Exercise:
Wherever "iamsrk" occurs in the entries, copy the line that holds it.

Records provided:

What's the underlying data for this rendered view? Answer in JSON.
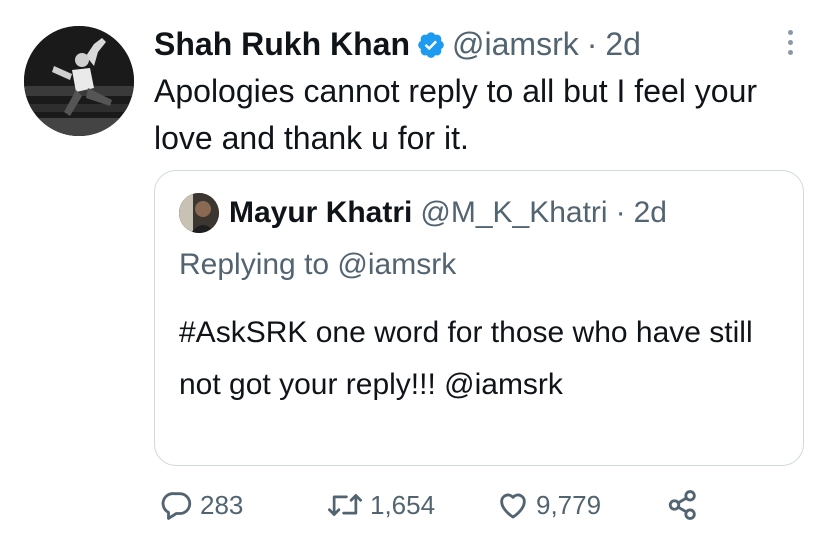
{
  "tweet": {
    "author_name": "Shah Rukh Khan",
    "author_handle": "@iamsrk",
    "separator": "·",
    "time": "2d",
    "text": "Apologies cannot reply to all but I feel your love and thank u for it."
  },
  "quoted": {
    "author_name": "Mayur Khatri",
    "author_handle": "@M_K_Khatri",
    "separator": "·",
    "time": "2d",
    "replying_to": "Replying to @iamsrk",
    "text": "#AskSRK one word for those who have still not got your reply!!! @iamsrk"
  },
  "actions": {
    "replies": "283",
    "retweets": "1,654",
    "likes": "9,779"
  },
  "icons": {
    "verified": "verified-badge-icon",
    "more": "more-vertical-icon",
    "reply": "reply-bubble-icon",
    "retweet": "retweet-icon",
    "like": "heart-icon",
    "share": "share-icon"
  },
  "colors": {
    "text": "#0f1419",
    "secondary": "#536471",
    "verified": "#1d9bf0",
    "border": "#cfd9de"
  }
}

Written answer:
    "author_handle": "@iamsrk",
    "replying_to": "Replying to @iamsrk",
    "text": "#AskSRK one word for those who have still not got your reply!!! @iamsrk"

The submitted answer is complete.